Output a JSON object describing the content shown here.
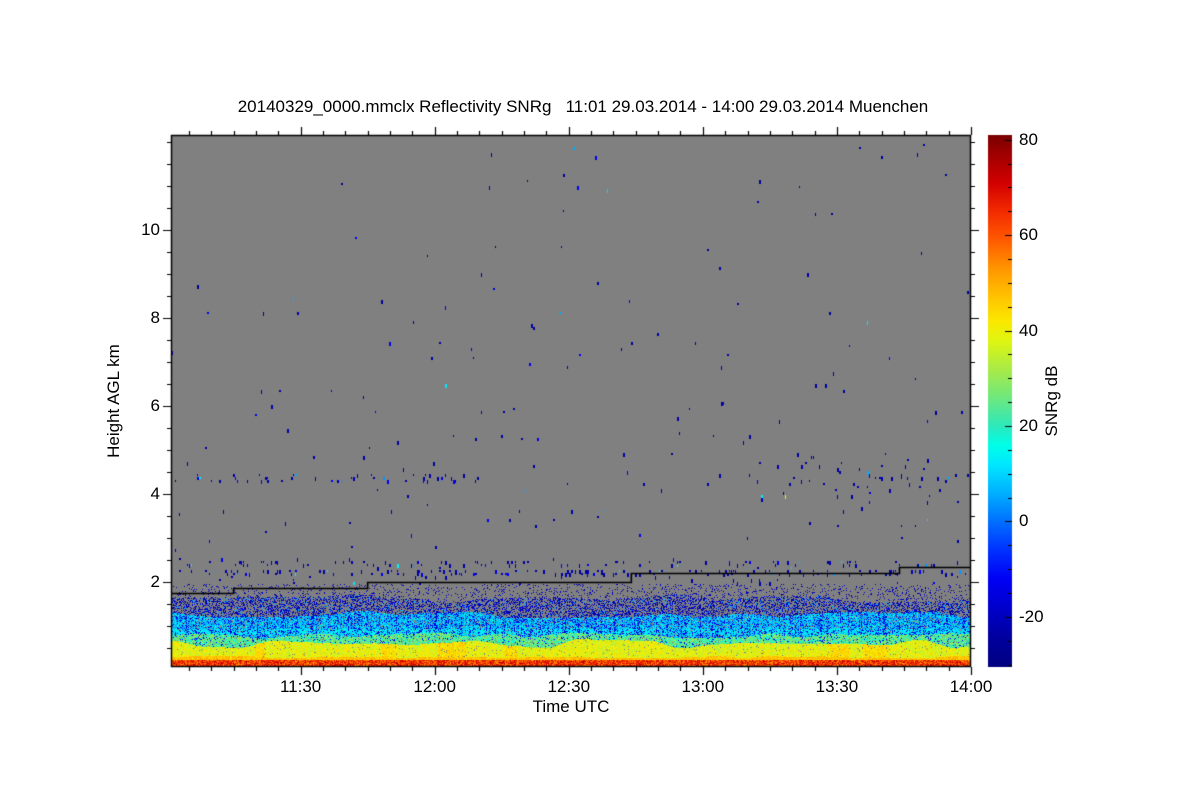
{
  "chart_data": {
    "type": "heatmap",
    "title": "20140329_0000.mmclx Reflectivity SNRg   11:01 29.03.2014 - 14:00 29.03.2014 Muenchen",
    "xlabel": "Time UTC",
    "ylabel": "Height AGL km",
    "x_start": "11:01",
    "x_end": "14:00",
    "x_total_minutes": 179,
    "x_tick_labels": [
      "11:30",
      "12:00",
      "12:30",
      "13:00",
      "13:30",
      "14:00"
    ],
    "x_tick_minutes": [
      29,
      59,
      89,
      119,
      149,
      179
    ],
    "x_minor_step_minutes": 5,
    "y_range_km": [
      0.07,
      12.16
    ],
    "y_tick_labels": [
      "2",
      "4",
      "6",
      "8",
      "10"
    ],
    "y_tick_km": [
      2,
      4,
      6,
      8,
      10
    ],
    "y_minor_step_km": 0.5,
    "grid": false,
    "no_signal_color": "#808080",
    "frame_color": "#000000",
    "colorbar": {
      "label": "SNRg dB",
      "tick_values": [
        80,
        60,
        40,
        20,
        0,
        -20
      ],
      "minor_step_db": 5,
      "range_db": [
        -30.5,
        81
      ]
    },
    "palette": [
      [
        -30.5,
        "#000080"
      ],
      [
        -24,
        "#0000a0"
      ],
      [
        -18,
        "#0000cd"
      ],
      [
        -12,
        "#0000f5"
      ],
      [
        -6,
        "#0032ff"
      ],
      [
        0,
        "#0070ff"
      ],
      [
        6,
        "#00b0ff"
      ],
      [
        12,
        "#00e8ff"
      ],
      [
        16,
        "#00ffe8"
      ],
      [
        20,
        "#2de8bc"
      ],
      [
        26,
        "#6fe87d"
      ],
      [
        32,
        "#aaeb46"
      ],
      [
        38,
        "#e0f510"
      ],
      [
        42,
        "#fce800"
      ],
      [
        47,
        "#ffc400"
      ],
      [
        53,
        "#ff9600"
      ],
      [
        59,
        "#ff5a00"
      ],
      [
        65,
        "#f32b00"
      ],
      [
        71,
        "#d20000"
      ],
      [
        76,
        "#a80000"
      ],
      [
        81,
        "#7a0000"
      ]
    ],
    "cloud_base_line": {
      "color": "#000000",
      "steps_min_km": [
        [
          0,
          14,
          1.75
        ],
        [
          14,
          44,
          1.86
        ],
        [
          44,
          103,
          2.0
        ],
        [
          103,
          163,
          2.2
        ],
        [
          163,
          179,
          2.34
        ]
      ]
    },
    "boundary_layer_texture": {
      "blue_top_km": [
        1.52,
        0.25
      ],
      "cyan_top_km": [
        1.18,
        0.2
      ],
      "green_top_km": [
        0.72,
        0.15
      ],
      "yellow_top_km": [
        0.5,
        0.22
      ],
      "orange_top_km": [
        0.28,
        0.06
      ],
      "surface_top_km": 0.235,
      "bright_stripe_km": [
        0.8,
        0.95
      ],
      "streak_fraction": 0.16,
      "zone_values_db": {
        "surface": [
          52,
          72
        ],
        "surface_dash": [
          66,
          76
        ],
        "orange": [
          42,
          52
        ],
        "yellow": [
          33,
          44
        ],
        "green": [
          16,
          32
        ],
        "cyan": [
          0,
          16
        ],
        "blue_mix": [
          -24,
          -6
        ],
        "dark_speckle": [
          -26,
          -16
        ]
      }
    },
    "noise_speckles": {
      "value_db_choices": [
        -24,
        -14,
        5,
        12
      ],
      "density_below_2p6km": 0.012,
      "density_2p6_6km": 0.0045,
      "density_6_9km": 0.0028,
      "density_above_9km": 0.0015,
      "row_features_km": [
        [
          2.25,
          0.045,
          0.2
        ],
        [
          2.44,
          0.04,
          0.13
        ]
      ],
      "band_feature": {
        "km": [
          4.28,
          4.46
        ],
        "minutes": [
          0,
          69
        ],
        "density": 0.11
      },
      "cluster_feature": {
        "km": [
          3.8,
          5.0
        ],
        "minutes": [
          128,
          172
        ],
        "density": 0.02
      },
      "cluster_feature2": {
        "km": [
          4.2,
          4.6
        ],
        "minutes": [
          128,
          176
        ],
        "density": 0.035
      },
      "above_line_density": 0.05,
      "bright_speck": {
        "minute": 137.3,
        "km": 3.98,
        "value_db": 40
      }
    },
    "features": [
      "strong surface clutter line 45-75 dB at 0-0.25 km across full time range",
      "boundary-layer echo band up to ~1.6 km (cyan/green/yellow/orange)",
      "stepped black cloud-base/plate line rising 1.75 to 2.34 km",
      "sparse blue noise speckles scattered up to 12 km",
      "denser speckle row near 4.35 km before 12:10 and cluster 13:10-13:50 near 4-5 km"
    ]
  }
}
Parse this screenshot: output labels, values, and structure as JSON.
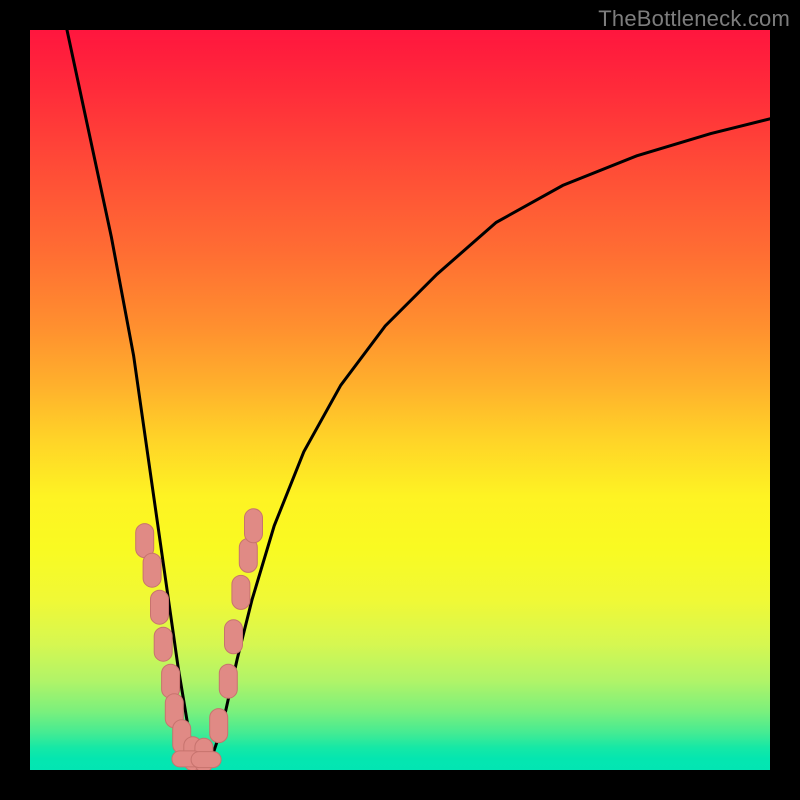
{
  "watermark": "TheBottleneck.com",
  "colors": {
    "page_bg": "#000000",
    "curve": "#000000",
    "markers_fill": "#e08a85",
    "markers_stroke": "#c7736e"
  },
  "chart_data": {
    "type": "line",
    "title": "",
    "xlabel": "",
    "ylabel": "",
    "xlim": [
      0,
      100
    ],
    "ylim": [
      0,
      100
    ],
    "grid": false,
    "legend": false,
    "note": "V-shaped curve; minimum near x≈22; values estimated from shape (no axes shown).",
    "series": [
      {
        "name": "curve",
        "x": [
          5,
          8,
          11,
          14,
          16,
          18,
          20,
          22,
          24,
          26,
          28,
          30,
          33,
          37,
          42,
          48,
          55,
          63,
          72,
          82,
          92,
          100
        ],
        "values": [
          100,
          86,
          72,
          56,
          42,
          28,
          14,
          2,
          0,
          6,
          15,
          23,
          33,
          43,
          52,
          60,
          67,
          74,
          79,
          83,
          86,
          88
        ]
      }
    ],
    "markers": {
      "name": "salmon-pills",
      "note": "Rounded rectangles clustered around the trough near the bottom of the V.",
      "points": [
        {
          "x": 15.5,
          "y": 31
        },
        {
          "x": 16.5,
          "y": 27
        },
        {
          "x": 17.5,
          "y": 22
        },
        {
          "x": 18.0,
          "y": 17
        },
        {
          "x": 19.0,
          "y": 12
        },
        {
          "x": 19.5,
          "y": 8
        },
        {
          "x": 20.5,
          "y": 4.5
        },
        {
          "x": 22.0,
          "y": 2.2
        },
        {
          "x": 23.5,
          "y": 2.0
        },
        {
          "x": 25.5,
          "y": 6
        },
        {
          "x": 26.8,
          "y": 12
        },
        {
          "x": 27.5,
          "y": 18
        },
        {
          "x": 28.5,
          "y": 24
        },
        {
          "x": 29.5,
          "y": 29
        },
        {
          "x": 30.2,
          "y": 33
        }
      ]
    }
  }
}
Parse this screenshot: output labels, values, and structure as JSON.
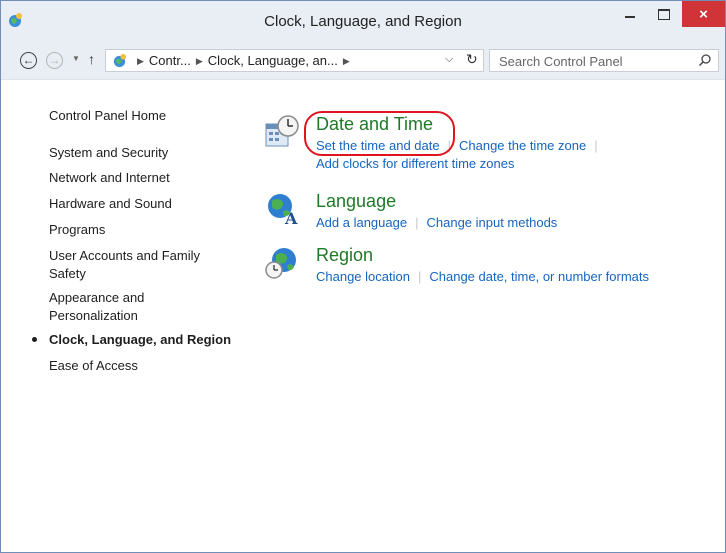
{
  "window": {
    "title": "Clock, Language, and Region",
    "close_label": "×"
  },
  "nav": {
    "breadcrumbs": [
      "Contr...",
      "Clock, Language, an..."
    ],
    "search_placeholder": "Search Control Panel"
  },
  "sidebar": {
    "items": [
      {
        "label": "Control Panel Home"
      },
      {
        "label": "System and Security"
      },
      {
        "label": "Network and Internet"
      },
      {
        "label": "Hardware and Sound"
      },
      {
        "label": "Programs"
      },
      {
        "label": "User Accounts and Family"
      },
      {
        "label": "Safety"
      },
      {
        "label": "Appearance and"
      },
      {
        "label": "Personalization"
      },
      {
        "label": "Clock, Language, and Region",
        "current": true
      },
      {
        "label": "Ease of Access"
      }
    ]
  },
  "categories": [
    {
      "title": "Date and Time",
      "links": [
        "Set the time and date",
        "Change the time zone"
      ],
      "links2": "Add clocks for different time zones",
      "icon": "date-time-icon"
    },
    {
      "title": "Language",
      "links": [
        "Add a language",
        "Change input methods"
      ],
      "icon": "language-icon"
    },
    {
      "title": "Region",
      "links": [
        "Change location",
        "Change date, time, or number formats"
      ],
      "icon": "region-icon"
    }
  ],
  "colors": {
    "category_title": "#1e7a27",
    "link": "#1565c0",
    "highlight": "#e0141e",
    "close_button": "#d13438"
  }
}
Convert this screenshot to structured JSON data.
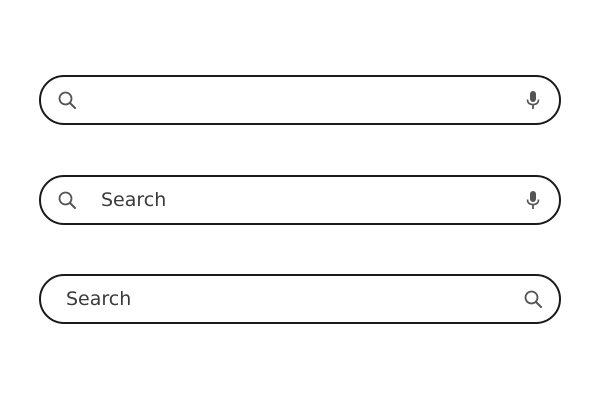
{
  "search_bars": [
    {
      "left_icon": "search-icon",
      "value": "",
      "placeholder": "",
      "right_icon": "microphone-icon"
    },
    {
      "left_icon": "search-icon",
      "value": "",
      "placeholder": "Search",
      "right_icon": "microphone-icon"
    },
    {
      "value": "",
      "placeholder": "Search",
      "right_icon": "search-icon"
    }
  ],
  "colors": {
    "border": "#1a1a1a",
    "text": "#3a3a3a",
    "icon": "#555555",
    "background": "#ffffff"
  }
}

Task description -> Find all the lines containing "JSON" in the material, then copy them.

Result of this task ->
Output a JSON object describing the content shown here.
Parse this screenshot: output labels, values, and structure as JSON.
Parse this screenshot: output labels, values, and structure as JSON.
Convert this screenshot to structured JSON data.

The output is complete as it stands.